BEGIN Source material

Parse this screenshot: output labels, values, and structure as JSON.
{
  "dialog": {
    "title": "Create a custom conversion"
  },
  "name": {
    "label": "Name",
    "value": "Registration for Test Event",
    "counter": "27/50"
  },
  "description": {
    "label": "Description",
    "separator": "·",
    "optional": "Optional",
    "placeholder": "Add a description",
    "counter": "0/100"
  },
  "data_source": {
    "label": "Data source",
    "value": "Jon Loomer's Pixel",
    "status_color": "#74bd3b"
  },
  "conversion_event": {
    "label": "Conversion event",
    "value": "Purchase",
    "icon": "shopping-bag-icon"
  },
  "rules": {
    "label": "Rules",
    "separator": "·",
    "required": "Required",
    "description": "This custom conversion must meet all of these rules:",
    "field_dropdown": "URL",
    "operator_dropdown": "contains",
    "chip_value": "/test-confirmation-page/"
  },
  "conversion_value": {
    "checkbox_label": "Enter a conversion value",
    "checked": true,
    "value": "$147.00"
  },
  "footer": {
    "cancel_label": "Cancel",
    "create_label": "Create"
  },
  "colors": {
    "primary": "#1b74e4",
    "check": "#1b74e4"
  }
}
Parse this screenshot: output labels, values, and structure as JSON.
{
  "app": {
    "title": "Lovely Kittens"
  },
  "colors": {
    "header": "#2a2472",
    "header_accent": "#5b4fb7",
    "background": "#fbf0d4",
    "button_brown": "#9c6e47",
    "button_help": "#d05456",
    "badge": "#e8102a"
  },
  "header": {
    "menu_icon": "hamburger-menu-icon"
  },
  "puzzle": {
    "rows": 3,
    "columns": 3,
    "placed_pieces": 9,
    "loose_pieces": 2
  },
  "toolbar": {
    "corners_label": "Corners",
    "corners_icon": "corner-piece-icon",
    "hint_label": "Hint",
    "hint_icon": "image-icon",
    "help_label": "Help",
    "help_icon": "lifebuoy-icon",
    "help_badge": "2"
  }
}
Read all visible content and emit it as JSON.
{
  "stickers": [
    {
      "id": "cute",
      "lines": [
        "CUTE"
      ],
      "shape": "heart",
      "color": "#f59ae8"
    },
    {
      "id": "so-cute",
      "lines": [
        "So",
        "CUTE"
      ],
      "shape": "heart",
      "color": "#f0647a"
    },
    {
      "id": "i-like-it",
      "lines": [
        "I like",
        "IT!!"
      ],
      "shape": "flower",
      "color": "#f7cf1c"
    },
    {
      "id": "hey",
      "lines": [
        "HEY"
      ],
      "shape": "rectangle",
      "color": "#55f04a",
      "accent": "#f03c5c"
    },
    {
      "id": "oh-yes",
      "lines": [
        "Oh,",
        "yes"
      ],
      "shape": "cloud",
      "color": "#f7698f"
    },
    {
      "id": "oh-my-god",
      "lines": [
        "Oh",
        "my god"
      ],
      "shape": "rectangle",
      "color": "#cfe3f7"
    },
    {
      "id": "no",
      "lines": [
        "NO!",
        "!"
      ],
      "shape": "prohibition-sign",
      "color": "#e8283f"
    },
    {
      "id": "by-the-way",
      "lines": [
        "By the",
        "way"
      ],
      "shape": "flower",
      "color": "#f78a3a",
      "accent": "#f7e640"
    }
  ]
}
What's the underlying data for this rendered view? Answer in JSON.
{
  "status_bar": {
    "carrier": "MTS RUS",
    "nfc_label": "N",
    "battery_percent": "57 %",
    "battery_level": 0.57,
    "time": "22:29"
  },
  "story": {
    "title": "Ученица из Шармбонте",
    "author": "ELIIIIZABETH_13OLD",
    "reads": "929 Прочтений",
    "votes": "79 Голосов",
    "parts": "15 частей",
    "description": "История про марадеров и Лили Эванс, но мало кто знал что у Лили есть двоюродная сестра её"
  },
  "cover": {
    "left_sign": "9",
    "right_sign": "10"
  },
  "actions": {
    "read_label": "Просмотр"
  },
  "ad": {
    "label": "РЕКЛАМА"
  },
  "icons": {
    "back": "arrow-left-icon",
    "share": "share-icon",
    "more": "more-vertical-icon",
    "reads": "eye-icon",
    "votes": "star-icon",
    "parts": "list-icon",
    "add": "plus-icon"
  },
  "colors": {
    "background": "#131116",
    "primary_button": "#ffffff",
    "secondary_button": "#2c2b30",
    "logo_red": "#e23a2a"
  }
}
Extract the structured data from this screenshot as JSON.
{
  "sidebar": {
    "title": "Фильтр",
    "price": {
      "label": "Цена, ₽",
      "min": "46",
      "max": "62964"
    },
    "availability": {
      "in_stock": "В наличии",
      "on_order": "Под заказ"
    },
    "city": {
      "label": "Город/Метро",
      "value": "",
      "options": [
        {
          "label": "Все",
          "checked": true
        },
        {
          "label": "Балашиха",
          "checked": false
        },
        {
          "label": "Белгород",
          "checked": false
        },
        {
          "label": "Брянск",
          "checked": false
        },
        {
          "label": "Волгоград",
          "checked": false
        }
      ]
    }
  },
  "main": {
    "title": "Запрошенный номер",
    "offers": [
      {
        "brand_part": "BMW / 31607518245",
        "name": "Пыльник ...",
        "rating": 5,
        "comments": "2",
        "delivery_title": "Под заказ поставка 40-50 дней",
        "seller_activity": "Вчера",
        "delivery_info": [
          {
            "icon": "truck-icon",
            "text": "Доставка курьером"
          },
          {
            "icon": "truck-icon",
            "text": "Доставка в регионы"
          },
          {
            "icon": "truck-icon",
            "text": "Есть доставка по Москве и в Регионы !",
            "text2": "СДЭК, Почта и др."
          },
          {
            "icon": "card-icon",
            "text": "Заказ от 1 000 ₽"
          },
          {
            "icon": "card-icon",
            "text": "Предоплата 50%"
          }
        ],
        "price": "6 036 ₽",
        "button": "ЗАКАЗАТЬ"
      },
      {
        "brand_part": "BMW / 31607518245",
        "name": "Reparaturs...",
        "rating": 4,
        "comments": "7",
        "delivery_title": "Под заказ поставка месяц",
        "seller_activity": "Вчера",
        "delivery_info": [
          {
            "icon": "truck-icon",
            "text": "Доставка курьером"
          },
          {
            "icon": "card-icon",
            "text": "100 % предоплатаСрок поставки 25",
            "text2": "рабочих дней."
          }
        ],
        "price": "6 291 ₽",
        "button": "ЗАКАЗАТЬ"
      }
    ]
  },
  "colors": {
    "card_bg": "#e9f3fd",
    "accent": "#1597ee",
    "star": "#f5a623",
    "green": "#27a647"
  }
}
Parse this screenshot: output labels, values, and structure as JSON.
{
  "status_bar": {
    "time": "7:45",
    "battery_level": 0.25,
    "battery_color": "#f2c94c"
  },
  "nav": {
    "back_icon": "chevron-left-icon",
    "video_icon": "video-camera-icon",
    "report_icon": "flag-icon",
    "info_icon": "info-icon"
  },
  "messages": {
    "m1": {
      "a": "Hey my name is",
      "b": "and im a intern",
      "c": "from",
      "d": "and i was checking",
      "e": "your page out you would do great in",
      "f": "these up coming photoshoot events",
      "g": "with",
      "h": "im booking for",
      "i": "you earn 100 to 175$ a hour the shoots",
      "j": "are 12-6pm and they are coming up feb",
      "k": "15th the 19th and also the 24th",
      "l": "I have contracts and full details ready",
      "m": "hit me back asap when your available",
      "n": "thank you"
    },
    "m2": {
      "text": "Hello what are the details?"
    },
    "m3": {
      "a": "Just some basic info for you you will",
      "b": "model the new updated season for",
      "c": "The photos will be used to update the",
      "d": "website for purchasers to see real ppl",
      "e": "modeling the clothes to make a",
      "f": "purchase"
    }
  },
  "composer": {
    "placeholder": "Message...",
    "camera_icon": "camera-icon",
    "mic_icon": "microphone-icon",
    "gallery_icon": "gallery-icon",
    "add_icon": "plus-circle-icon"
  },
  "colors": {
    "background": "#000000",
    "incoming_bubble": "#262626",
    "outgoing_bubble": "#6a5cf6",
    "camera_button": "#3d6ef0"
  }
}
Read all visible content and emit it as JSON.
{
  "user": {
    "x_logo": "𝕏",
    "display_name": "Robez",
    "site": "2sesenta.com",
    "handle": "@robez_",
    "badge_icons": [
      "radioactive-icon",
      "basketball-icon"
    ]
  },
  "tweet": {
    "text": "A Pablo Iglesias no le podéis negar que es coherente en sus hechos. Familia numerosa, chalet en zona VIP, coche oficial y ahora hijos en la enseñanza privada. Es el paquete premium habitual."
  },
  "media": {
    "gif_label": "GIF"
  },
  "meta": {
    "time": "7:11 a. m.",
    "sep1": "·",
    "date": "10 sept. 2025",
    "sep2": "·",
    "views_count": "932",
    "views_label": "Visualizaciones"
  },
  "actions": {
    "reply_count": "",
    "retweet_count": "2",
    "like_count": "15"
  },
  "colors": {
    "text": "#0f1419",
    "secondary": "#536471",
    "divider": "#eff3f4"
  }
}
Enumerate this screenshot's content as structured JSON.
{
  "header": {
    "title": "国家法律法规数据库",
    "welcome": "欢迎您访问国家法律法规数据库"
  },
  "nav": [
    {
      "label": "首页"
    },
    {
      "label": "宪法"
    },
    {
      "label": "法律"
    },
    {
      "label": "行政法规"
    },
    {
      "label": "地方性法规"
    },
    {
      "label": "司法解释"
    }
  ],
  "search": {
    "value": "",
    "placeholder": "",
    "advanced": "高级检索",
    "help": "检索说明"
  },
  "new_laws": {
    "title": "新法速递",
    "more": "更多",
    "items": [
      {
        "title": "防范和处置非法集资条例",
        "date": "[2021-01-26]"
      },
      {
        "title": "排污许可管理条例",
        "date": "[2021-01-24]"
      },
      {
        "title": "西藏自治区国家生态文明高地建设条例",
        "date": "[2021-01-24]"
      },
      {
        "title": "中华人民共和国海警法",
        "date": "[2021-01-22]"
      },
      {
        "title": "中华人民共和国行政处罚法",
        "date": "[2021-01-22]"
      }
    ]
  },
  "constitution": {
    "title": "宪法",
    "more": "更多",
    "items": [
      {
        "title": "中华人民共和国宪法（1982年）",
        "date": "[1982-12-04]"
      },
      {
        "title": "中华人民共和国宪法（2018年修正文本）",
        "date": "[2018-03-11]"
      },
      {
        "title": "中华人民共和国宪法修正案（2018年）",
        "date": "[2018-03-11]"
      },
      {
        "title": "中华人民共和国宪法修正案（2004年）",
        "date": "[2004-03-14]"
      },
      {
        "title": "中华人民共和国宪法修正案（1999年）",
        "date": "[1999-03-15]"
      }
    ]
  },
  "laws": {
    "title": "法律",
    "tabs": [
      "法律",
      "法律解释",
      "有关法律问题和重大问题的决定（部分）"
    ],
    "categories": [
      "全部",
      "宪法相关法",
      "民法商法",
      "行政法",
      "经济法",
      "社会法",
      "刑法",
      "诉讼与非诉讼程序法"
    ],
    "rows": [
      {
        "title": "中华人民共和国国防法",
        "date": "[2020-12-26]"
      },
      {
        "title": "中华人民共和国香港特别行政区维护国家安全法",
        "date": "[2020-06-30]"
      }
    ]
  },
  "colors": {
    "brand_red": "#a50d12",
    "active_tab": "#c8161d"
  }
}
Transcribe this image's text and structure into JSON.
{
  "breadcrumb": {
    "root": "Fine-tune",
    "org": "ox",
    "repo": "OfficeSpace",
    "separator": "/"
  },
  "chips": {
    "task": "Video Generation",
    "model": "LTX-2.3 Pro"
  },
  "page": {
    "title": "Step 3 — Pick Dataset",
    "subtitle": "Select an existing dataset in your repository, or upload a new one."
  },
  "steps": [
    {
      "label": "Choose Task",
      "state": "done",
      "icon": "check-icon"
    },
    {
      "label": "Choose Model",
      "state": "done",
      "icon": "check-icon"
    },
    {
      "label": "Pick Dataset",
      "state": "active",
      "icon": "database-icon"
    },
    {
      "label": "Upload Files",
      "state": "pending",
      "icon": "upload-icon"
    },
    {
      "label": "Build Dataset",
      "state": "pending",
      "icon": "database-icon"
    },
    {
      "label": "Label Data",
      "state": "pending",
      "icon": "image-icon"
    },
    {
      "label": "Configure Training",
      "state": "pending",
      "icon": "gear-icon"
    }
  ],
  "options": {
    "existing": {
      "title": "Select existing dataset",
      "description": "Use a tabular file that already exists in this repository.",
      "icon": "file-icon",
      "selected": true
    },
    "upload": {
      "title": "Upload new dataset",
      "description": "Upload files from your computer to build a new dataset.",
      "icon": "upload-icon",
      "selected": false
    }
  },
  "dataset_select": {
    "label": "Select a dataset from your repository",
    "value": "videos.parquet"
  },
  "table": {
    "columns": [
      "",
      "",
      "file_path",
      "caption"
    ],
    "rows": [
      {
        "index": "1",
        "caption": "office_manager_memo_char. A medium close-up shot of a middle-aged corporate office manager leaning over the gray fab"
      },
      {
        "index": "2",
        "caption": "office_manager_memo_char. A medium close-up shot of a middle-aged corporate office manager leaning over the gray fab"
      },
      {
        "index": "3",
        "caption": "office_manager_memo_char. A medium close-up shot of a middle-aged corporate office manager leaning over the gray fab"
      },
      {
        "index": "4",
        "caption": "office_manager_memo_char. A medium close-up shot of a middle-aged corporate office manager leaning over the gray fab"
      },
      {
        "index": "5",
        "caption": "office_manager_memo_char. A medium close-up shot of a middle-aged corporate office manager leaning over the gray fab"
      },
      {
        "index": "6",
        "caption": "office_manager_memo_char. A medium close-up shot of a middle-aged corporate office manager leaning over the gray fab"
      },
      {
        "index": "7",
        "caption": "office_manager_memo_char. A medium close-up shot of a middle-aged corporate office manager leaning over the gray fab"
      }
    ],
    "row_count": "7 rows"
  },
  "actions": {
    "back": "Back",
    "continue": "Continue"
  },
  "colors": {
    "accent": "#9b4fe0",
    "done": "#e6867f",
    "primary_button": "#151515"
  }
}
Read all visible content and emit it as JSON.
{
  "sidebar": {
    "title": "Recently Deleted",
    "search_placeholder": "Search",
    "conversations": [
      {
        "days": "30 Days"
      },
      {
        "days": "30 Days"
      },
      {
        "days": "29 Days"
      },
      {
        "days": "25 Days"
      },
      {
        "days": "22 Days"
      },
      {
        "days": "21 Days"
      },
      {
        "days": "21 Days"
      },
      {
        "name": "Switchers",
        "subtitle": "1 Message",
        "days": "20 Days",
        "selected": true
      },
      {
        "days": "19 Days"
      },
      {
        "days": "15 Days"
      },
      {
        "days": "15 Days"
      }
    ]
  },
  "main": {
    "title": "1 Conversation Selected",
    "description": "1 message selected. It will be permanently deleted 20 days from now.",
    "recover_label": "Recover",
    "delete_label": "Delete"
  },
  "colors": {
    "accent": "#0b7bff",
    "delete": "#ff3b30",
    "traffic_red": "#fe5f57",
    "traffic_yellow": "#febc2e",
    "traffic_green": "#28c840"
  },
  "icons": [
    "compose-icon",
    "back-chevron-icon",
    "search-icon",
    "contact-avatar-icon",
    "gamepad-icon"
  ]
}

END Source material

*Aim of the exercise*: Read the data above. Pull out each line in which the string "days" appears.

*Solution for this problem*:
        "days": "30 Days"
        "days": "30 Days"
        "days": "29 Days"
        "days": "25 Days"
        "days": "22 Days"
        "days": "21 Days"
        "days": "21 Days"
        "days": "20 Days",
        "days": "19 Days"
        "days": "15 Days"
        "days": "15 Days"
    "description": "1 message selected. It will be permanently deleted 20 days from now.",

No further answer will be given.